Activity: Copy out each line of the data that includes the string "Crystal".

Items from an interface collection
--------
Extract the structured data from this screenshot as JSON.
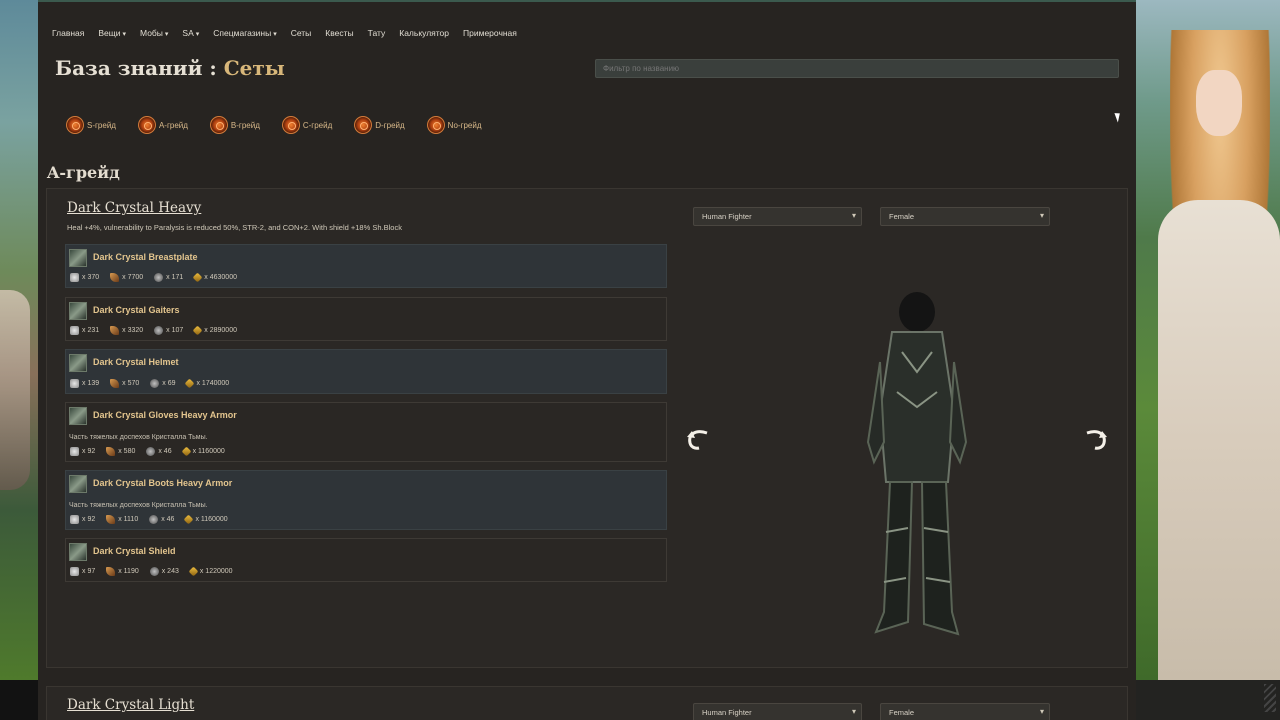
{
  "nav": {
    "items": [
      {
        "label": "Главная",
        "caret": false
      },
      {
        "label": "Вещи",
        "caret": true
      },
      {
        "label": "Мобы",
        "caret": true
      },
      {
        "label": "SA",
        "caret": true
      },
      {
        "label": "Спецмагазины",
        "caret": true
      },
      {
        "label": "Сеты",
        "caret": false
      },
      {
        "label": "Квесты",
        "caret": false
      },
      {
        "label": "Тату",
        "caret": false
      },
      {
        "label": "Калькулятор",
        "caret": false
      },
      {
        "label": "Примерочная",
        "caret": false
      }
    ],
    "caret_glyph": "▾"
  },
  "header": {
    "title_prefix": "База знаний :",
    "title_accent": "Сеты",
    "filter_placeholder": "Фильтр по названию"
  },
  "grades": [
    "S-грейд",
    "A-грейд",
    "B-грейд",
    "C-грейд",
    "D-грейд",
    "No-грейд"
  ],
  "section_title": "A-грейд",
  "sets": [
    {
      "name": "Dark Crystal Heavy",
      "description": "Heal +4%, vulnerability to Paralysis is reduced 50%, STR-2, and CON+2. With shield +18% Sh.Block",
      "race_select": "Human Fighter",
      "gender_select": "Female",
      "items": [
        {
          "name": "Dark Crystal Breastplate",
          "desc": "",
          "res": [
            "x 370",
            "x 7700",
            "x 171",
            "x 4630000"
          ]
        },
        {
          "name": "Dark Crystal Gaiters",
          "desc": "",
          "res": [
            "x 231",
            "x 3320",
            "x 107",
            "x 2890000"
          ]
        },
        {
          "name": "Dark Crystal Helmet",
          "desc": "",
          "res": [
            "x 139",
            "x 570",
            "x 69",
            "x 1740000"
          ]
        },
        {
          "name": "Dark Crystal Gloves Heavy Armor",
          "desc": "Часть тяжелых доспехов Кристалла Тьмы.",
          "res": [
            "x 92",
            "x 580",
            "x 46",
            "x 1160000"
          ]
        },
        {
          "name": "Dark Crystal Boots Heavy Armor",
          "desc": "Часть тяжелых доспехов Кристалла Тьмы.",
          "res": [
            "x 92",
            "x 1110",
            "x 46",
            "x 1160000"
          ]
        },
        {
          "name": "Dark Crystal Shield",
          "desc": "",
          "res": [
            "x 97",
            "x 1190",
            "x 243",
            "x 1220000"
          ]
        }
      ]
    },
    {
      "name": "Dark Crystal Light",
      "race_select": "Human Fighter",
      "gender_select": "Female"
    }
  ],
  "icons": {
    "rotate_left": "rotate-left-icon",
    "rotate_right": "rotate-right-icon",
    "select_arrow": "▾"
  },
  "colors": {
    "accent": "#d8b77a",
    "item_name": "#e3c58e",
    "page_bg": "#272421"
  }
}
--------
Solution to this task:
      "name": "Dark Crystal Heavy",
          "name": "Dark Crystal Breastplate",
          "name": "Dark Crystal Gaiters",
          "name": "Dark Crystal Helmet",
          "name": "Dark Crystal Gloves Heavy Armor",
          "name": "Dark Crystal Boots Heavy Armor",
          "name": "Dark Crystal Shield",
      "name": "Dark Crystal Light",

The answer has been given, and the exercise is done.